All free-response questions on the AP Art History exam include either images of works of art (from the required course content, except in the case of attribution questions) or a list of works from the required course content to prompt student responses. For questions that ask you to identify a piece of work, you should try to include all available identifiers including title or designation, name of the artist and/or culture of origin, date of creation, and materials. You should be able to provide at least two correct identifiers, but you will not be penalized for any additional identifiers that are incorrect. There are two types of free response questions on the exam.
Two questions are long essays for which you will have 30 minutes each. The long essay questions solicit a multi-focused perspective in the response and allow you to explore topics in depth. These questions are designed to give you the opportunity to demonstrate deep understanding of the course material through persuasive, evidence-based theses and arguments. On these questions, you also have the choice to include in your response works of art that are outside of the required course content.

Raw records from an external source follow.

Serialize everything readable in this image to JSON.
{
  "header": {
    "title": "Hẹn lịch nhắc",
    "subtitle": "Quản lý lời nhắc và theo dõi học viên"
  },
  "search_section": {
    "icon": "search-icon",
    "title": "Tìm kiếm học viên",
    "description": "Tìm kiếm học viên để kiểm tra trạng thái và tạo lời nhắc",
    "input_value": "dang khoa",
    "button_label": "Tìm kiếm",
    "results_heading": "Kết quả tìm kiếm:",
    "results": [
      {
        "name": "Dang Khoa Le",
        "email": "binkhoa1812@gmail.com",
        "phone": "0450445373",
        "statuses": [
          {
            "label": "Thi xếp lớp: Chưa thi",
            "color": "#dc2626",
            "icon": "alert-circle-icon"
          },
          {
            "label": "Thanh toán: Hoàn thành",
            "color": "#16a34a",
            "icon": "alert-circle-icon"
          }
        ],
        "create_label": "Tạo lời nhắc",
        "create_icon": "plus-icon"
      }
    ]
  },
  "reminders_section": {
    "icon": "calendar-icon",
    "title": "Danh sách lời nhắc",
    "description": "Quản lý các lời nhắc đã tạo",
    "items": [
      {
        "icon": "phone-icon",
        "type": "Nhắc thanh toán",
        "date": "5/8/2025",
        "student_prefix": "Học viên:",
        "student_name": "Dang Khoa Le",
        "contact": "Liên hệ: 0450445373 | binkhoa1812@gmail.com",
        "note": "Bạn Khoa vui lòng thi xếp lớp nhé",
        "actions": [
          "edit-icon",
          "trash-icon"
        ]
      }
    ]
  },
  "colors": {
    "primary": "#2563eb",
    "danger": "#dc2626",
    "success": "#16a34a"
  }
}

Four questions are short essays for which you will have 15 minutes each. The short essay questions are more limited in scope and are designed to elicit a focused response exploring specific works of art, along with art historical concepts and relationships.
On the free response section of the AP Art History exam a distinct emphasis is placed on the strength of writing. To be successful, you will need to use clear, appropriate, and descriptive language. Your ideas should be organized logically with coherent evidence to support your assertions. You will need to make fact-based inferences and closely align your writing with the prompt’s directives.
As you complete the free response questions, make sure to keep an eye on the time. Though you will be reminded of time remaining by the exam proctor, you will not be forced to move on to another question. Make sure you stay on track to address each section of every question. No points can be awarded for answers left completely blank when time runs out.
For examples of the scoring rubric used on this section, make sure to read the sample exam questions and scoring guidelines provided in the Course Description. Also be sure to read the authentic student responses with scoring explanations from the 2016 exam.
Step 5: Take another practice test
As you did at the very beginning of your studying, take a practice test to evaluate your progress. You should see a steady progression of knowledge, and it’s likely that you will see patterns identifying which areas have improved the most and which areas still need improvement.
If you have time, repeat each of the steps above to incrementally increase your score.
Step 6: Exam day specifics
In 2017, the Art History AP Exam will be administered on Tuesday, May 2 at 12 PM.
For complete registration instructions, check out CollegeVine’s How to Register for AP Exams (Even If You Didn’t Take the Class).
For information about what to bring to the exam, see CollegeVine’s What Should I Bring to My AP Exam (And What Should I Definitely Leave at Home)?
If you feel like you still need more help or you are not sure that you can do it on your own, look no further. For personalized AP tutoring, check out the CollegeVine Academic Tutoring Program, where students who are intimately familiar with the exam can help you ace it too, just like they did.
For more about APs, check out these CollegeVine posts
Senior Blogger at CollegeVine
Kate Koch-Sundquist is a graduate of Pomona College where she studied sociology, psychology, and writing before going on to receive an M.Ed. from Lesley University. After a few forays into living abroad and afloat (sometimes at the same time), she now makes her home north of Boston where she works as a content writer and, with her husband, raises two young sons who both inspire her and challenge her on a daily basis.